- [Instructions for the task] Starting at the first line, copy the data below through to the end, exactly.

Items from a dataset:
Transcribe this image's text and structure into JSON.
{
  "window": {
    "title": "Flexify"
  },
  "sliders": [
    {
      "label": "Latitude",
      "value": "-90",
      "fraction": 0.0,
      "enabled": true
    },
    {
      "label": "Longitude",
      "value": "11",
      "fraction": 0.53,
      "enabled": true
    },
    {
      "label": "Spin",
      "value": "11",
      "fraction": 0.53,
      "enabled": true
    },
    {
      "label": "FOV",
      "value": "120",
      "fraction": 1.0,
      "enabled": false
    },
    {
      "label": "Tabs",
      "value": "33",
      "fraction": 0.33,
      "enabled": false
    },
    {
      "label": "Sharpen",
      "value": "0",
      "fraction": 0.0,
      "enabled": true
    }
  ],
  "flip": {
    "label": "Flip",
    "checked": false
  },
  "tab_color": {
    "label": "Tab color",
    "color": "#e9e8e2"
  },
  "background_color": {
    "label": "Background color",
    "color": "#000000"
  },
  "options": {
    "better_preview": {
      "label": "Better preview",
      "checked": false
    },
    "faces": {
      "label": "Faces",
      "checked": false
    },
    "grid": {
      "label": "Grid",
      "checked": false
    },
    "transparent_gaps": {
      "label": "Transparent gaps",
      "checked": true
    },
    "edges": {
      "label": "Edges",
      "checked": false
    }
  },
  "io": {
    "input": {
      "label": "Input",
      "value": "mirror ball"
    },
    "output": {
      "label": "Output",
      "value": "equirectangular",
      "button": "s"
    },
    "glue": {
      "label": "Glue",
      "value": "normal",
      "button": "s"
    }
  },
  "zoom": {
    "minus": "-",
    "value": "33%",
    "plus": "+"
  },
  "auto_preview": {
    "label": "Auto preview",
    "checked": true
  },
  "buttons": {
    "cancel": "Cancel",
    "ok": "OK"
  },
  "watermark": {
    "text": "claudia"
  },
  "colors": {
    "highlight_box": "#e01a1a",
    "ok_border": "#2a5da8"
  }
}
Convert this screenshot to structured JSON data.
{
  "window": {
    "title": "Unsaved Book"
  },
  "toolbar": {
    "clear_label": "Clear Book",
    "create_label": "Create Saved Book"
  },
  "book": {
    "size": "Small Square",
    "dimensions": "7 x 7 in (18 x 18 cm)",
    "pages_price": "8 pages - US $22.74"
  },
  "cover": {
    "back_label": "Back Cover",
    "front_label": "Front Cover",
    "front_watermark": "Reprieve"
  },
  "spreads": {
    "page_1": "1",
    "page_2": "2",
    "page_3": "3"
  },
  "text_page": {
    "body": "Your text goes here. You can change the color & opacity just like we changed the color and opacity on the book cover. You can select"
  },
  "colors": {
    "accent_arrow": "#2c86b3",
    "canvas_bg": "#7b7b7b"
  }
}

- [Exercise answer]
Transcribe this image's text and structure into JSON.
{
  "window": {
    "title": "Flexify"
  },
  "sliders": [
    {
      "label": "Latitude",
      "value": "-90",
      "fraction": 0.0,
      "enabled": true
    },
    {
      "label": "Longitude",
      "value": "11",
      "fraction": 0.53,
      "enabled": true
    },
    {
      "label": "Spin",
      "value": "11",
      "fraction": 0.53,
      "enabled": true
    },
    {
      "label": "FOV",
      "value": "120",
      "fraction": 1.0,
      "enabled": false
    },
    {
      "label": "Tabs",
      "value": "33",
      "fraction": 0.33,
      "enabled": false
    },
    {
      "label": "Sharpen",
      "value": "0",
      "fraction": 0.0,
      "enabled": true
    }
  ],
  "flip": {
    "label": "Flip",
    "checked": false
  },
  "tab_color": {
    "label": "Tab color",
    "color": "#e9e8e2"
  },
  "background_color": {
    "label": "Background color",
    "color": "#000000"
  },
  "options": {
    "better_preview": {
      "label": "Better preview",
      "checked": false
    },
    "faces": {
      "label": "Faces",
      "checked": false
    },
    "grid": {
      "label": "Grid",
      "checked": false
    },
    "transparent_gaps": {
      "label": "Transparent gaps",
      "checked": true
    },
    "edges": {
      "label": "Edges",
      "checked": false
    }
  },
  "io": {
    "input": {
      "label": "Input",
      "value": "mirror ball"
    },
    "output": {
      "label": "Output",
      "value": "equirectangular",
      "button": "s"
    },
    "glue": {
      "label": "Glue",
      "value": "normal",
      "button": "s"
    }
  },
  "zoom": {
    "minus": "-",
    "value": "33%",
    "plus": "+"
  },
  "auto_preview": {
    "label": "Auto preview",
    "checked": true
  },
  "buttons": {
    "cancel": "Cancel",
    "ok": "OK"
  },
  "watermark": {
    "text": "claudia"
  },
  "colors": {
    "highlight_box": "#e01a1a",
    "ok_border": "#2a5da8"
  }
}
Convert this screenshot to structured JSON data.
{
  "window": {
    "title": "Unsaved Book"
  },
  "toolbar": {
    "clear_label": "Clear Book",
    "create_label": "Create Saved Book"
  },
  "book": {
    "size": "Small Square",
    "dimensions": "7 x 7 in (18 x 18 cm)",
    "pages_price": "8 pages - US $22.74"
  },
  "cover": {
    "back_label": "Back Cover",
    "front_label": "Front Cover",
    "front_watermark": "Reprieve"
  },
  "spreads": {
    "page_1": "1",
    "page_2": "2",
    "page_3": "3"
  },
  "text_page": {
    "body": "Your text goes here. You can change the color & opacity just like we changed the color and opacity on the book cover. You can select"
  },
  "colors": {
    "accent_arrow": "#2c86b3",
    "canvas_bg": "#7b7b7b"
  }
}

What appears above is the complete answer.